With a new grant, United Methodists can proudly say they have placed more than half a million dollars into rebuilding communities in northcentral Washington devastated by 2020 wildfires – and they’re doing it at a record pace as well.
Recently, three homes that have been rebuilt by the Okanogan County Long Term Recovery Group were turned over to their owners during dedication ceremonies in these rural northcentral Washington communities.
Rev. Sheila Miranda, associate for connectional ministries in the Pacific Northwest Conference, attended the dedication ceremonies and was amazed by the work many different organizations and volunteers put into rebuilding homes lost to wildfires.
“One homeowner said, ‘you haven’t just given me back my home, you’ve given me back my life,’” Miranda said. “It was just a wonderful experience of seeing how organizations can accomplish so much more when they work together.”
In just two years since the wildfires ravaged communities, the Okanogan Long Term Recovery Group has closed all but 30 of the 200 cases for support that were opened when damage assessments first came in, according to Dana Bryson, co-disaster response coordinator for the PNW Conference. Initially, the goal was to rebuild six homes, but because of the steady pace of funding, volunteer coordinators and supplies, they expanded that number to nine homes.
Working with ecumenical partners, volunteers have completed four of the nine homes identified. Three of the remaining houses are under construction and are fully enclosed so work can be done through the winter. In the spring, Bryson said they plan to compete the remaining homes.
Bryson said a new $88,000 extension grant from the United Methodist Committee on Relief (UMCOR) will allow for the Long Term Recovery Group to continue funding the position of a volunteer coordinator and rebuilding manager, in addition to more building supplies.
“I focused this grant on what we needed to support our volunteers,” he said.
Bryson said its been a combination of factors that has allowed the rebuilding process in the Okanogan area to move along so swiftly.
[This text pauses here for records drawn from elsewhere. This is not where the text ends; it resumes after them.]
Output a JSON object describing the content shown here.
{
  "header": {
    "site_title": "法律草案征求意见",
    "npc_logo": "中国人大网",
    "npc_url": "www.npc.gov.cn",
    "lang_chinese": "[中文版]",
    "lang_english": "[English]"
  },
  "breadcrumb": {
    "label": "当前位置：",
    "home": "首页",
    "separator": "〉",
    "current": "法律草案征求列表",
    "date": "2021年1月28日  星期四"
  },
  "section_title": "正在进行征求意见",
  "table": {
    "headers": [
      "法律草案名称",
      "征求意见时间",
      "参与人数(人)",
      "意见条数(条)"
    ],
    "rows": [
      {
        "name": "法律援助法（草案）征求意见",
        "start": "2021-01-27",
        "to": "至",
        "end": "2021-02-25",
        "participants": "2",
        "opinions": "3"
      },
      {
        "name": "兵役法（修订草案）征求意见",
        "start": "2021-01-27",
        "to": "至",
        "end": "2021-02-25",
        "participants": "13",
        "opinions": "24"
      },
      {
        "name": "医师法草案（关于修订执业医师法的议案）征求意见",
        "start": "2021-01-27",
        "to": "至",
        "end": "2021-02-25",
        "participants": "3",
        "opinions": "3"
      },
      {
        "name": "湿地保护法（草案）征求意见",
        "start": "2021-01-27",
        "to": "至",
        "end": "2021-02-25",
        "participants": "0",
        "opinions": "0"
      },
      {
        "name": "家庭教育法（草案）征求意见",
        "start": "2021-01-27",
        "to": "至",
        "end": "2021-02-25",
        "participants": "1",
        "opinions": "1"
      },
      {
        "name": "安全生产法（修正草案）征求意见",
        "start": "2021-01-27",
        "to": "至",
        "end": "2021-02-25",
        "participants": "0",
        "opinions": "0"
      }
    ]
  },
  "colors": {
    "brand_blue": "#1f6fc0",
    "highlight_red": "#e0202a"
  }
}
First, an initial $10,000 solidarity grant from UMCOR allowed disaster response coordinators to provide immediate support such as hygiene and school supply kits. But then UMCOR supplied a $100,000 Recovery Grant, and the PNW Conference Disaster Response Fund has provided $60,000 for wildfire recovery. Another $250,000 grant from UMCOR last year continued to support rebuilding efforts, and now this latest grant will add $88,000 in United Methodist giving to the recovery.
When UMCOR first signed its letter of intent to support the Okanogan recovery efforts, Bryson said that kicked into gear collaboration and giving from ecumenical partners such as Red Cross, Catholic Charities, and Mennonite Disaster Services.
The other factor helping speed the process along was the fact there was already a Long Term Recovery structure after wildfires had ripped through the area in 2014 and 2015. It made getting organized this round much easier with an established organization and dedicated management. Bryson said it’s commonplace for rebuilding and recovery from disasters to take four to five years. But the hope in the Okanogan area is to close any remaining cases and finish rebuilding homes in 2023 – less than three years after the wildfires.